“The game of chess is not merely an idle amusement. Several very valuable qualities of the mind, useful in the course of human life, are to be acquired or strengthened by it… Life is a kind of Chess, in which we have often points to gain, and competitors or adversaries to contend with.” – Benjamin Franklin
In a recent letter to Lexington School parents, Daniel Sussman, Lower School Head, talks about the CHESS team at TLS:
“We take pride in the fact that the student experience at TLS is filled with both academic rigor and high levels of student engagement. Our TLS chess team for students in grades K-8 is a great example of an extracurricular activity on campus that merges intellectual engagement with plain old fun. Research notes numerous benefits to playing chess, including the development of problem solving skills and a greater understanding of spatial relationships.

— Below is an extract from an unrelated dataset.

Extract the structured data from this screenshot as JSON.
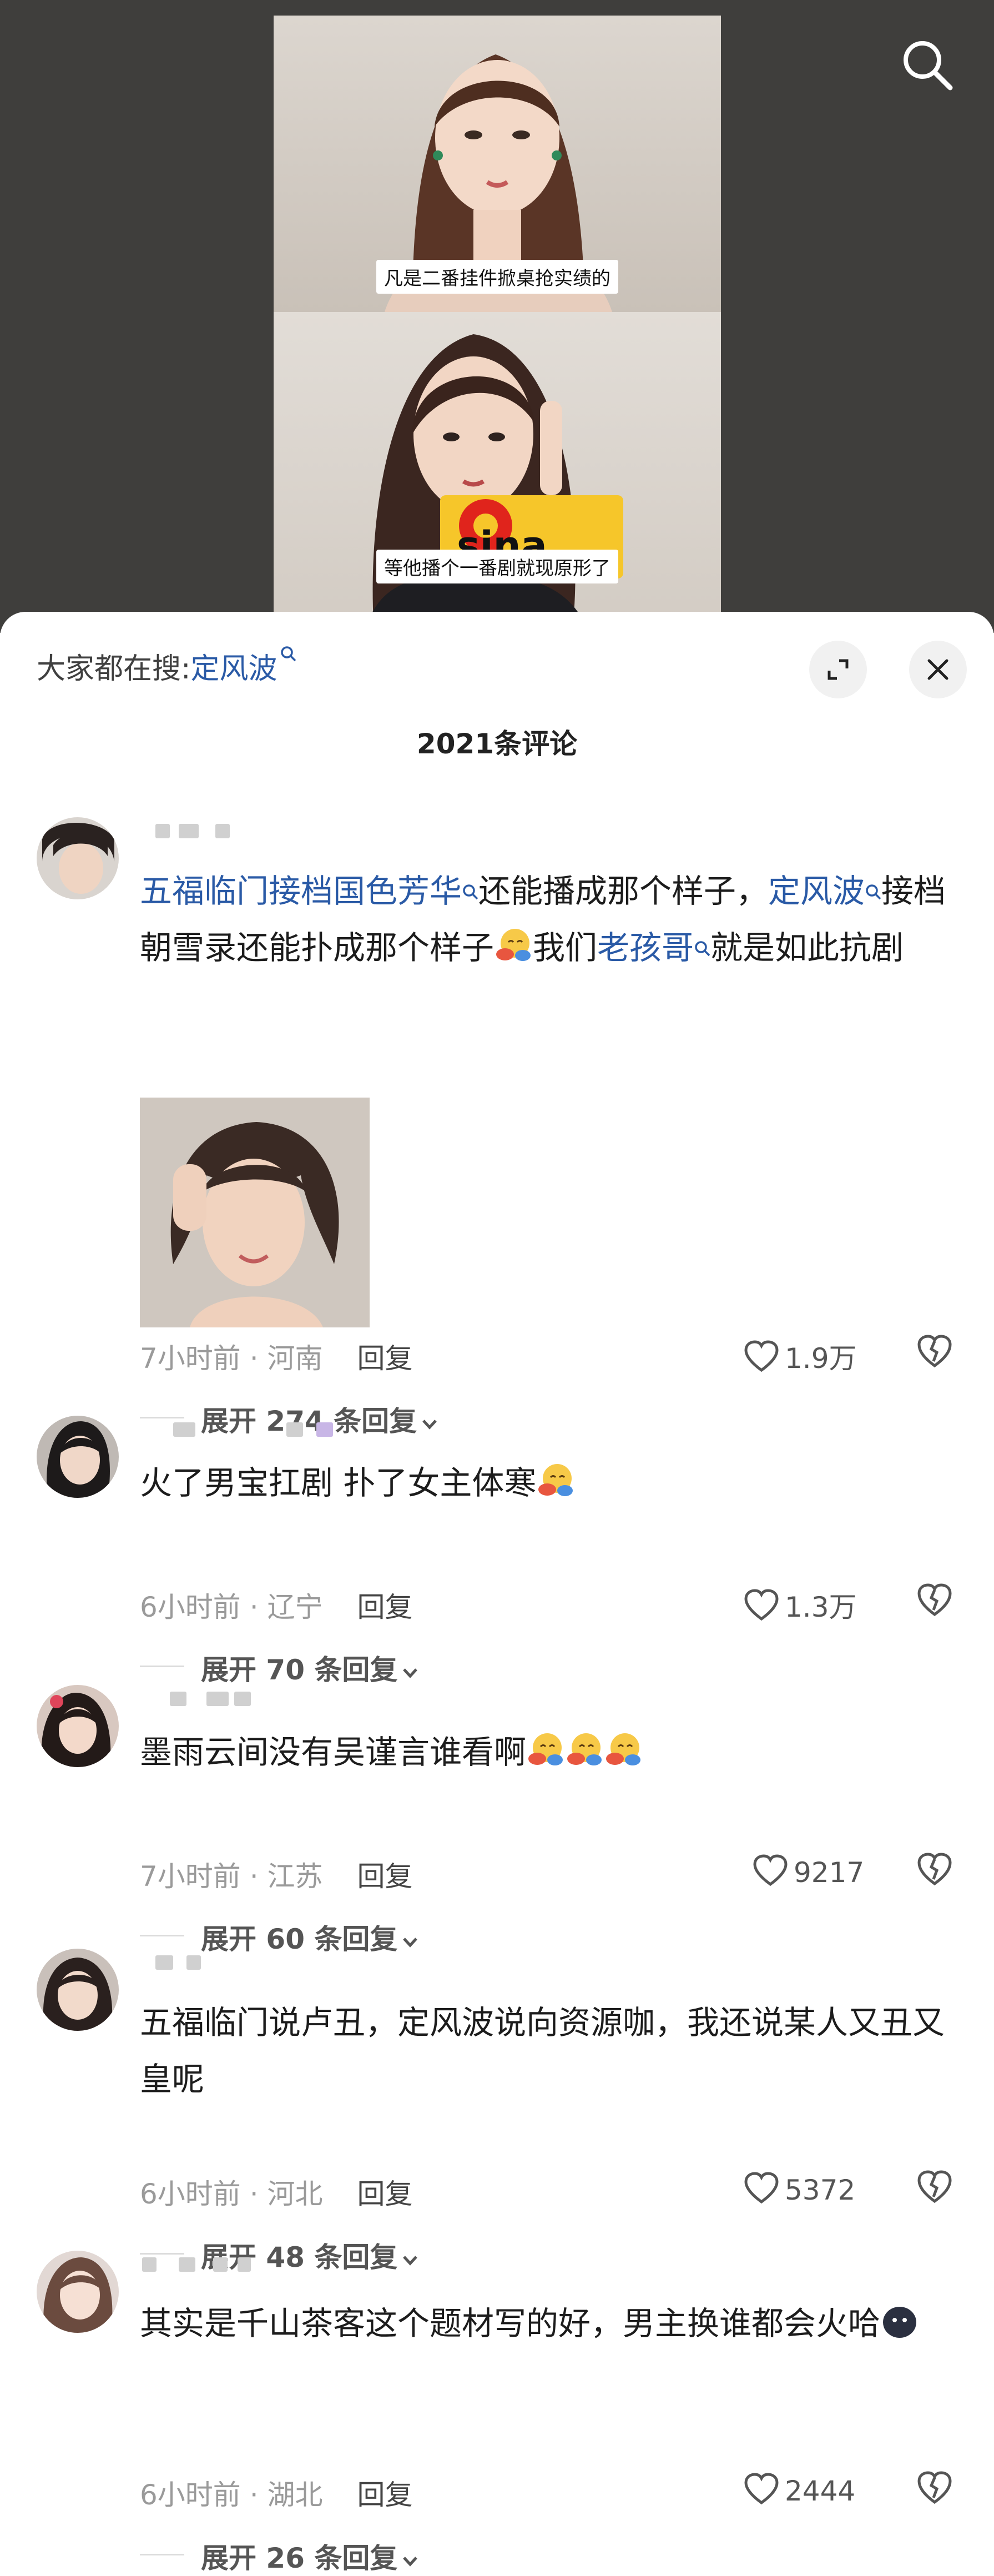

If you walk past practice on a Monday afternoon, however, what you are most likely to hear is the excitement of students sharing strategies and ideas with each other with smiles on their faces. The team is divided into several groups, ranging from competitive players to students who are learning the game for the very first time. This allows for time for both instruction in strategic approaches and time to play friendly games in which students can apply their newly learned strategies.

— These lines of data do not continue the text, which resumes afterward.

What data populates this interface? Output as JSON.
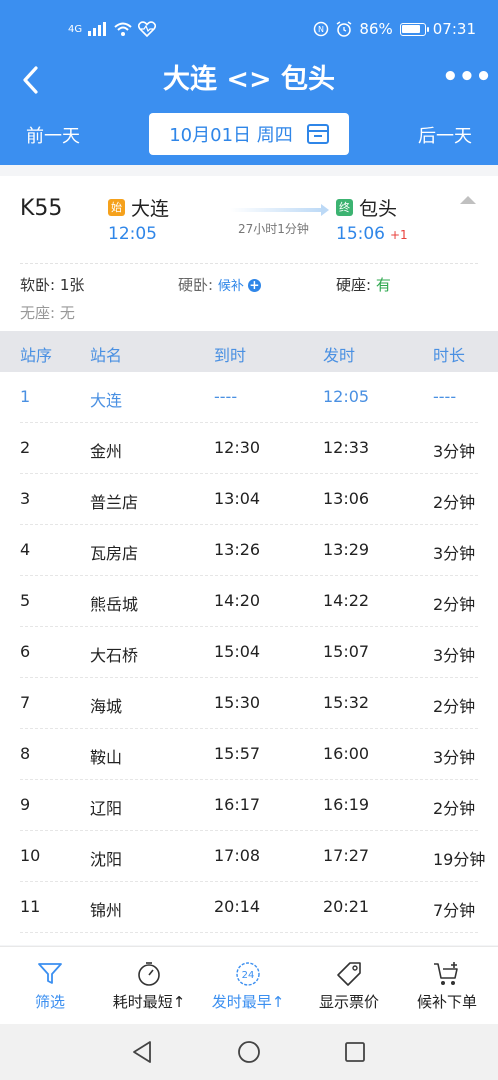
{
  "status_bar": {
    "network": "4G",
    "battery_pct_text": "86%",
    "battery_level": 0.86,
    "time": "07:31"
  },
  "nav": {
    "title": "大连 <> 包头",
    "more": "•••"
  },
  "date_bar": {
    "prev_label": "前一天",
    "date": "10月01日 周四",
    "next_label": "后一天"
  },
  "train": {
    "number": "K55",
    "from_tag": "始",
    "from_station": "大连",
    "from_time": "12:05",
    "to_tag": "终",
    "to_station": "包头",
    "to_time": "15:06",
    "day_offset": "+1",
    "duration": "27小时1分钟",
    "seats": {
      "soft_sleeper_label": "软卧:",
      "soft_sleeper_value": "1张",
      "hard_sleeper_label": "硬卧:",
      "hard_sleeper_value": "候补",
      "hard_seat_label": "硬座:",
      "hard_seat_value": "有",
      "no_seat_label": "无座:",
      "no_seat_value": "无"
    }
  },
  "table": {
    "headers": [
      "站序",
      "站名",
      "到时",
      "发时",
      "时长"
    ],
    "rows": [
      [
        "1",
        "大连",
        "----",
        "12:05",
        "----"
      ],
      [
        "2",
        "金州",
        "12:30",
        "12:33",
        "3分钟"
      ],
      [
        "3",
        "普兰店",
        "13:04",
        "13:06",
        "2分钟"
      ],
      [
        "4",
        "瓦房店",
        "13:26",
        "13:29",
        "3分钟"
      ],
      [
        "5",
        "熊岳城",
        "14:20",
        "14:22",
        "2分钟"
      ],
      [
        "6",
        "大石桥",
        "15:04",
        "15:07",
        "3分钟"
      ],
      [
        "7",
        "海城",
        "15:30",
        "15:32",
        "2分钟"
      ],
      [
        "8",
        "鞍山",
        "15:57",
        "16:00",
        "3分钟"
      ],
      [
        "9",
        "辽阳",
        "16:17",
        "16:19",
        "2分钟"
      ],
      [
        "10",
        "沈阳",
        "17:08",
        "17:27",
        "19分钟"
      ],
      [
        "11",
        "锦州",
        "20:14",
        "20:21",
        "7分钟"
      ]
    ]
  },
  "bottom_tabs": [
    {
      "label": "筛选",
      "icon": "filter-icon"
    },
    {
      "label": "耗时最短↑",
      "icon": "timer-icon"
    },
    {
      "label": "发时最早↑",
      "icon": "clock-24-icon",
      "icon_text": "24"
    },
    {
      "label": "显示票价",
      "icon": "price-tag-icon"
    },
    {
      "label": "候补下单",
      "icon": "cart-plus-icon"
    }
  ],
  "colors": {
    "primary": "#3b8ff0",
    "accent_text": "#2f86e8",
    "available": "#2fa84f",
    "day_offset": "#e8413c"
  }
}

Coaches Marco Valdes, Paul Tillier, Mark Schwarcz, and student assistant coach John Henry Trimble (’20) enjoy teaching students about openings, attack development, counterattacks, and endgame strategy. We look forward to seeing our students increase their skills while developing their enjoyment and appreciation of this classic game.”
5 main benefits to learning chess at a young age:
- Teaches critical thinking skills (strategy matters).
- Increases social skills (don’t forget to shake hands at the end of the match)!
- Pumps up the brain power (active thinking is different than passive learning).
- Improves concencentration (just look at those faces).
- Teaches discipline (wait…now it’s your turn).
The Lexington School‘s chess team has 60 members, ages five years to 14. It is another reason why the K-8 model of education works. Big kids (who aren’t too big) work with the younger to build a foundation that benefits everyone. Add chess to that mix and you see that “as proved by evidence, [chess is] more lasting in its being and presence than all books and achievements; the only game that belongs to all people and all ages; of which none knows the divinity that bestowed it on the world, to slay boredom, to sharpen the senses, to exhilarate the spirit.” – Stefan Zweig
That’s why we teach it.